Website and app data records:

====

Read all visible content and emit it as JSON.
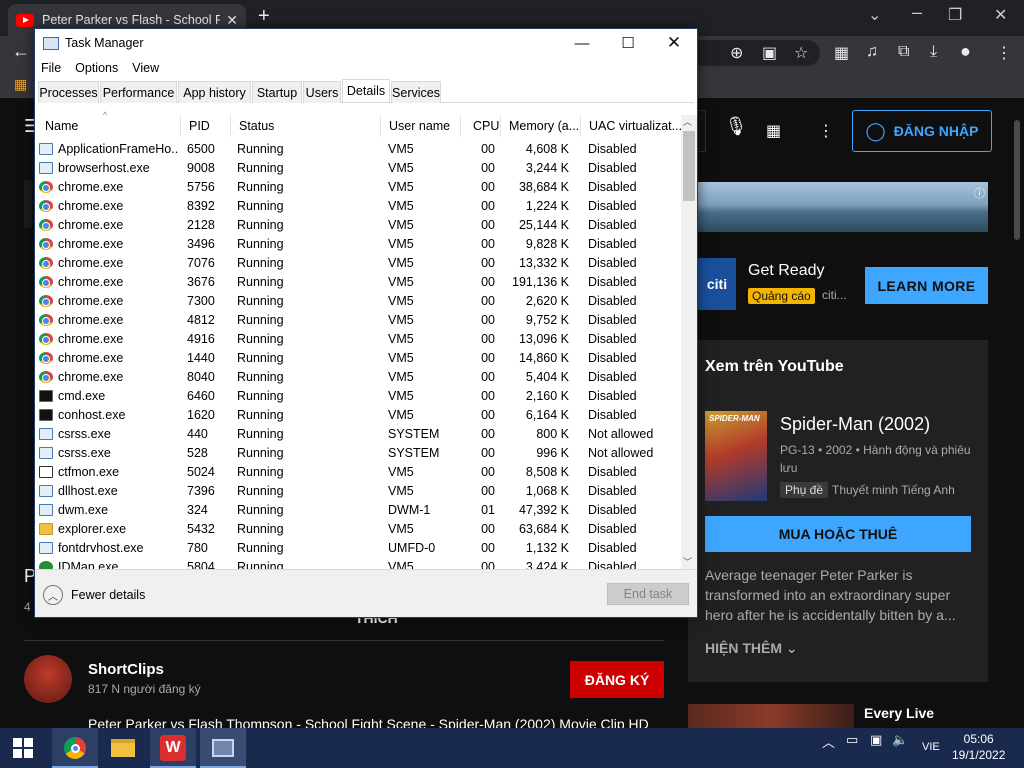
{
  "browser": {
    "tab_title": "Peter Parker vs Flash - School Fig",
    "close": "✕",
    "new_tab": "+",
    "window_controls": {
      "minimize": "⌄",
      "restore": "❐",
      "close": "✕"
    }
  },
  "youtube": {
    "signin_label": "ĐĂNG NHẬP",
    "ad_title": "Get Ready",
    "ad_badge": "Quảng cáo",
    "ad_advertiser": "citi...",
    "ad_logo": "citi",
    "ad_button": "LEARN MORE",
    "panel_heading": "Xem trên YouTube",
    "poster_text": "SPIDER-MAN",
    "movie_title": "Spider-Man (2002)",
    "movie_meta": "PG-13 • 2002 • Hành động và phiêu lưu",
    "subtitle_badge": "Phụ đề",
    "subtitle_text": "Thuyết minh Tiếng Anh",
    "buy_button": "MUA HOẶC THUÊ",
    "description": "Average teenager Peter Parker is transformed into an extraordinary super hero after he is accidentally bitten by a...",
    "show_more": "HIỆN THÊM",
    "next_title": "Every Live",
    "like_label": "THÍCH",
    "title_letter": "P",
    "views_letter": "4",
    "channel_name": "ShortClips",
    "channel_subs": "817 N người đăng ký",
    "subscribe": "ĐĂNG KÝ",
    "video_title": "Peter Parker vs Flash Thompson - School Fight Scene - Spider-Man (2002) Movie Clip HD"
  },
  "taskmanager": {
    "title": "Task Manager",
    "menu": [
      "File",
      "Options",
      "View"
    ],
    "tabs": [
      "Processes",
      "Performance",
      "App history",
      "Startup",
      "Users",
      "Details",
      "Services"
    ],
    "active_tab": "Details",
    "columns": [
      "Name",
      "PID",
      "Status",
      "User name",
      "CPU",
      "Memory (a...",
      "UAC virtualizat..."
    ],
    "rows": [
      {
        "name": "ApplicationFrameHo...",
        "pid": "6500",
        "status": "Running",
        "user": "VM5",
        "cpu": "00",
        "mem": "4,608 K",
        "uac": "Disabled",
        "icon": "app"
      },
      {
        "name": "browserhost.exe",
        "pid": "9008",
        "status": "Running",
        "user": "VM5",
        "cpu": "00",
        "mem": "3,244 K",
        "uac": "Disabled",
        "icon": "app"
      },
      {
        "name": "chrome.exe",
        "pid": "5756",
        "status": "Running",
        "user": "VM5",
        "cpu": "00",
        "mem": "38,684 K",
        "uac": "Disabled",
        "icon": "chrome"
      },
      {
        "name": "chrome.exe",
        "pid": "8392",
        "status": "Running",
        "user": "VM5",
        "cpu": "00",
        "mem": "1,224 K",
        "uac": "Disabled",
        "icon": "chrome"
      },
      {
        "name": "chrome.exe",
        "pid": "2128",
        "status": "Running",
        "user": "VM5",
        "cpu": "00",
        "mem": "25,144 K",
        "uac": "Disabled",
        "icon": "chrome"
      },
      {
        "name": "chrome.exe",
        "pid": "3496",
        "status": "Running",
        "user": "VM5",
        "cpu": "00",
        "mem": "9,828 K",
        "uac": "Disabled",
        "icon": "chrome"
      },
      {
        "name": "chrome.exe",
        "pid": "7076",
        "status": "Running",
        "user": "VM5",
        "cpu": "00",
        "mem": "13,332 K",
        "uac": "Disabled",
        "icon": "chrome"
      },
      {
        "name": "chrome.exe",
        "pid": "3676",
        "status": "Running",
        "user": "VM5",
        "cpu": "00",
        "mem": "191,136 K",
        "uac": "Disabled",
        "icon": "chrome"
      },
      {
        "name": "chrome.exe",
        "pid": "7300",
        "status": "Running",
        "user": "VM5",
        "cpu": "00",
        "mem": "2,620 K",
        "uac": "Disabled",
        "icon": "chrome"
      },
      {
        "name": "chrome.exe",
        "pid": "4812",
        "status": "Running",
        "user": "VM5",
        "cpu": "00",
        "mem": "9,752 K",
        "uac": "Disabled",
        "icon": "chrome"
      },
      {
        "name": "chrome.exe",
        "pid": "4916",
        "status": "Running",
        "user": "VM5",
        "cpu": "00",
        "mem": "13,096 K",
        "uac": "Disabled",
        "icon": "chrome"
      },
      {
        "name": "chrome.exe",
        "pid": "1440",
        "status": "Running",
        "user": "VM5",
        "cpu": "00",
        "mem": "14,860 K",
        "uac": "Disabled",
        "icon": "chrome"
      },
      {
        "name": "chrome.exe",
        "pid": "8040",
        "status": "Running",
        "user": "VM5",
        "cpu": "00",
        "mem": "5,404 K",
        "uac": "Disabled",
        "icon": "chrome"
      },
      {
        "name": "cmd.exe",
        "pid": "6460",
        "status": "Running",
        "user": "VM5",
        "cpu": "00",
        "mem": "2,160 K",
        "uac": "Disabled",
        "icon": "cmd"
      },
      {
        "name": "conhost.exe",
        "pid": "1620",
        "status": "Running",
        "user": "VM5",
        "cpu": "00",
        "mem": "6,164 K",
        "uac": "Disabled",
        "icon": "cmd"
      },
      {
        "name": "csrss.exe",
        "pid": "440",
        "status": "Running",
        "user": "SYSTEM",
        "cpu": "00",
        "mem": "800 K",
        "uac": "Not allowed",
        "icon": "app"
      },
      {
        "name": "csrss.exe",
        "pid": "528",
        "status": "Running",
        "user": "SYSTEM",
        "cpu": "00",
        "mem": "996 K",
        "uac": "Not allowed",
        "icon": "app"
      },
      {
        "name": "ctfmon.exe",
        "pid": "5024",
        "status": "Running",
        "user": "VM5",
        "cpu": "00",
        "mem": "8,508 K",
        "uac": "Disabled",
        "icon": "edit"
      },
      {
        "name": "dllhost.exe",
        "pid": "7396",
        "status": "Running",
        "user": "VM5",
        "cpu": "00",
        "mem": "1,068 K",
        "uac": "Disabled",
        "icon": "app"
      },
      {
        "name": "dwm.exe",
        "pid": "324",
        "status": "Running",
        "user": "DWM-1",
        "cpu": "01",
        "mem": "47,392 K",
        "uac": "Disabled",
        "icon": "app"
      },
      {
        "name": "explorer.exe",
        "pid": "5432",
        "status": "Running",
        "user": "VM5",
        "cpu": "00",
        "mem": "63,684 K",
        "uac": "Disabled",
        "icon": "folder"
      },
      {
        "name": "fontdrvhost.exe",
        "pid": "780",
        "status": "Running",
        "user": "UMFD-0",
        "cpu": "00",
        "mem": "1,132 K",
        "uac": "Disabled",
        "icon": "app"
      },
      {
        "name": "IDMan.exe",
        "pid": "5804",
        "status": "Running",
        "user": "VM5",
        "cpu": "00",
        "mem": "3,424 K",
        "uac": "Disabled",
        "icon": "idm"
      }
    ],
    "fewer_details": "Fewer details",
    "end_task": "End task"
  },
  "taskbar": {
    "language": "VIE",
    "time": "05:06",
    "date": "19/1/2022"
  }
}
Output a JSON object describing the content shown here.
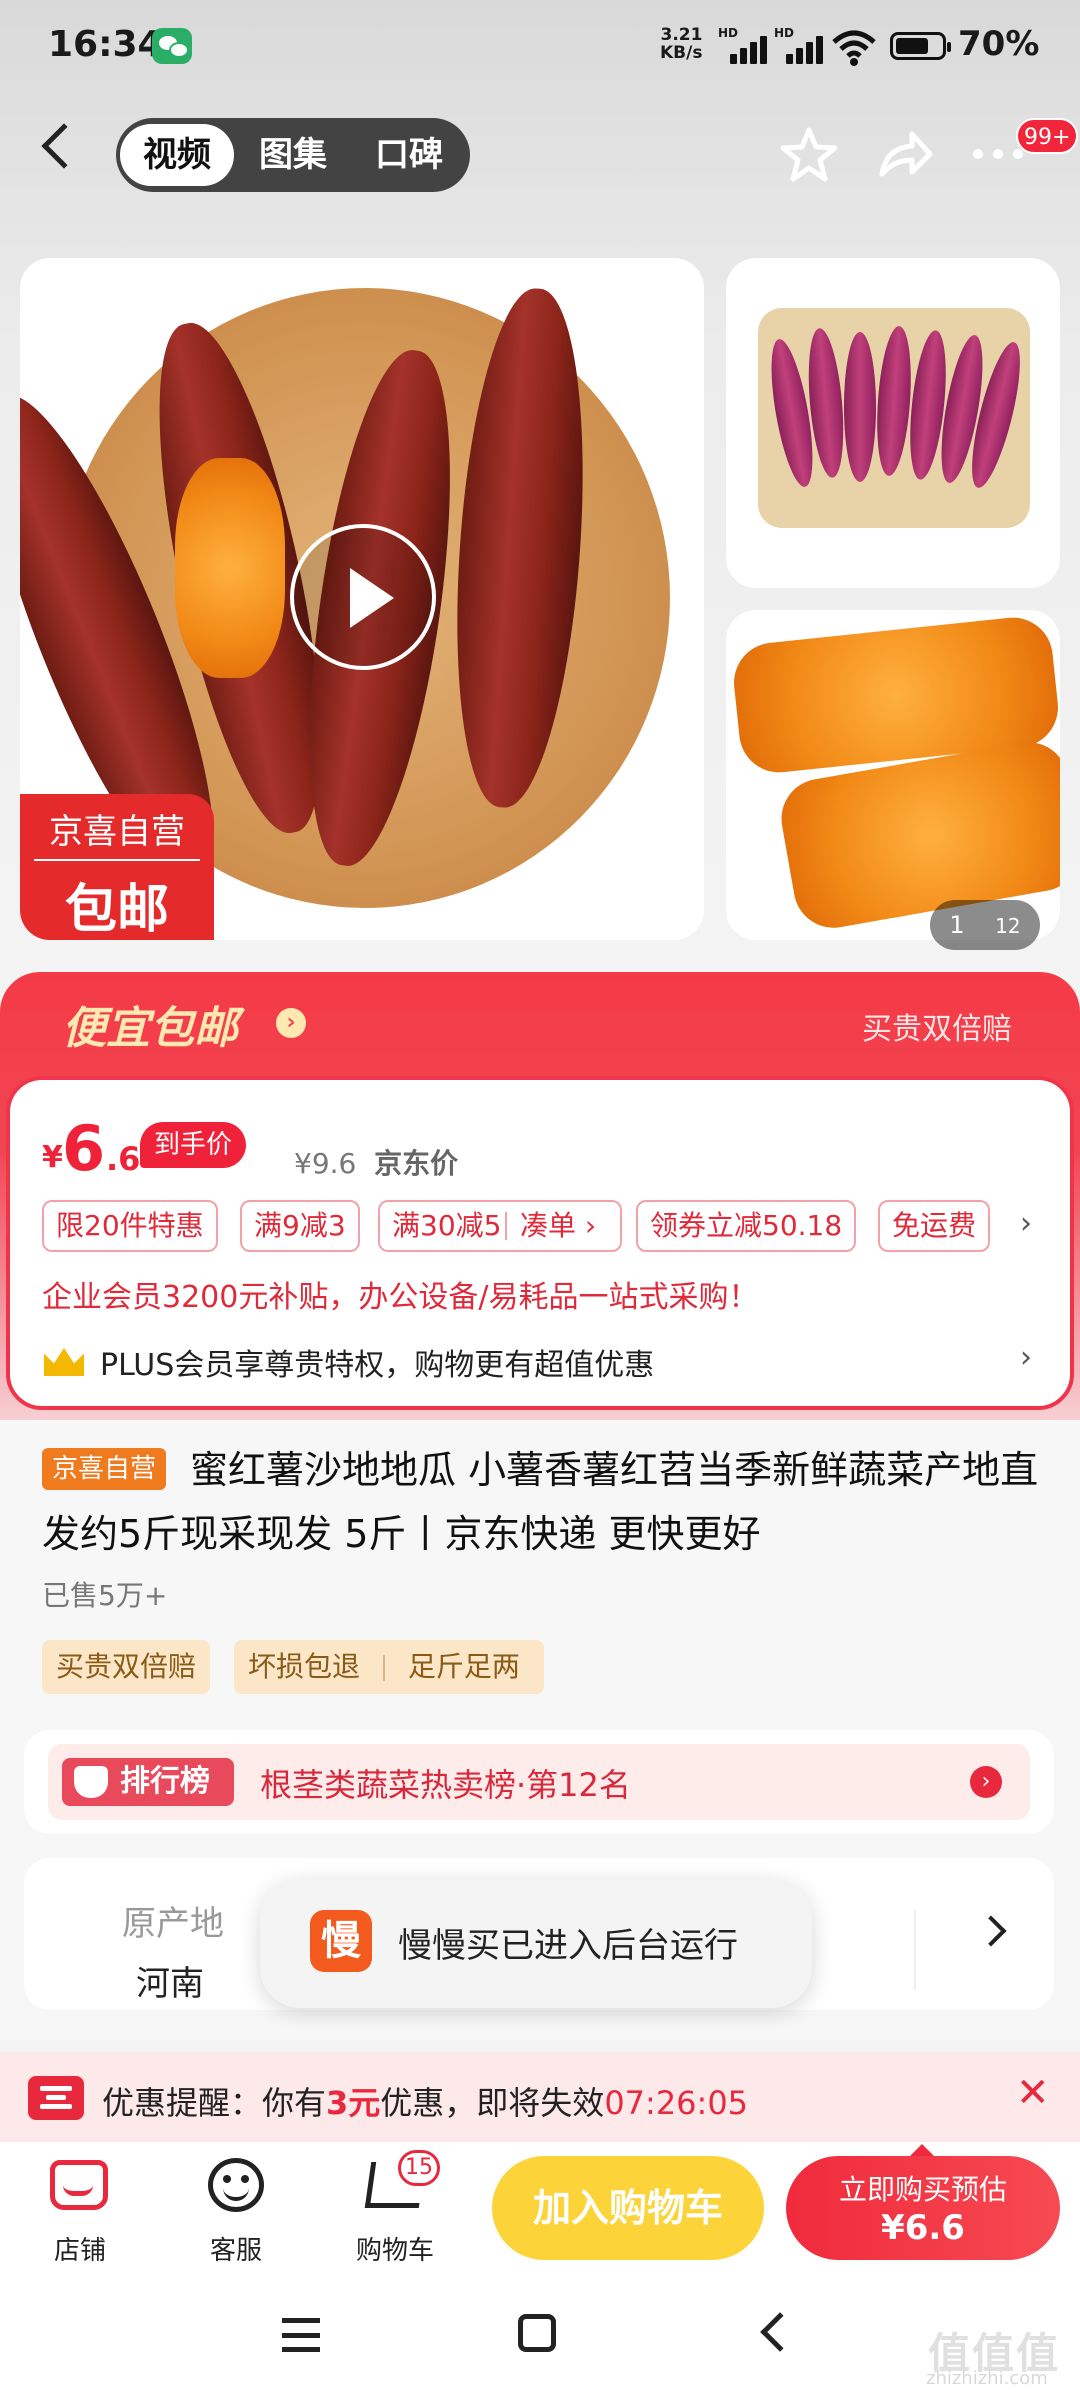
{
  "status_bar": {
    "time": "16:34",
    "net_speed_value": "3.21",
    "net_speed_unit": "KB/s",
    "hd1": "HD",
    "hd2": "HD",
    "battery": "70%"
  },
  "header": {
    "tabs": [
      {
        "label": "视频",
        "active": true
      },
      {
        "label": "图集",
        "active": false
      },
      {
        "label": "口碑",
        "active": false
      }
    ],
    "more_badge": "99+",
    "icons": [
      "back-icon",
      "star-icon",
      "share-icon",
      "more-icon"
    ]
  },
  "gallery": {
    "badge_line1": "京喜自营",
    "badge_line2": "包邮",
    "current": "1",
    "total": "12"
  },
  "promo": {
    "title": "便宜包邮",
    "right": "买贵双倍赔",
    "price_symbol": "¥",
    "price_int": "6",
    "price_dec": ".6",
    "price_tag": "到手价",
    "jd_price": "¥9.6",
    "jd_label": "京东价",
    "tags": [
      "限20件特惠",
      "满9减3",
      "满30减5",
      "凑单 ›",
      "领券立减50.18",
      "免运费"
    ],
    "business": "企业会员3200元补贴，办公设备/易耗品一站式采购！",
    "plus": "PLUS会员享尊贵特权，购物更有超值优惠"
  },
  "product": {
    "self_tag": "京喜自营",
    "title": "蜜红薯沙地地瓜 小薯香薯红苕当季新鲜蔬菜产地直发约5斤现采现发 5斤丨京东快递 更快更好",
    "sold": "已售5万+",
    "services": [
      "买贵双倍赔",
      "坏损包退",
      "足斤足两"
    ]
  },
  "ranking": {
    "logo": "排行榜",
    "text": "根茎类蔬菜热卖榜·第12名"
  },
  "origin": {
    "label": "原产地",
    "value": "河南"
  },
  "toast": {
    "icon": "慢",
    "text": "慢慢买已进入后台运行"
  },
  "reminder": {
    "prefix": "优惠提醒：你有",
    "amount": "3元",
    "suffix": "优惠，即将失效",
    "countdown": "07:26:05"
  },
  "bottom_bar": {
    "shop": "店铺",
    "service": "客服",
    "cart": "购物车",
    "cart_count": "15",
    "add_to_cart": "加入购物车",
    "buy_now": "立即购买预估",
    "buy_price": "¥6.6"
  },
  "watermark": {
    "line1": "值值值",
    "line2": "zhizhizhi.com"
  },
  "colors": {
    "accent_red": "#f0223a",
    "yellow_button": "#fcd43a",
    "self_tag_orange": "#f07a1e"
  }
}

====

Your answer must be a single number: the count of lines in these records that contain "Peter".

3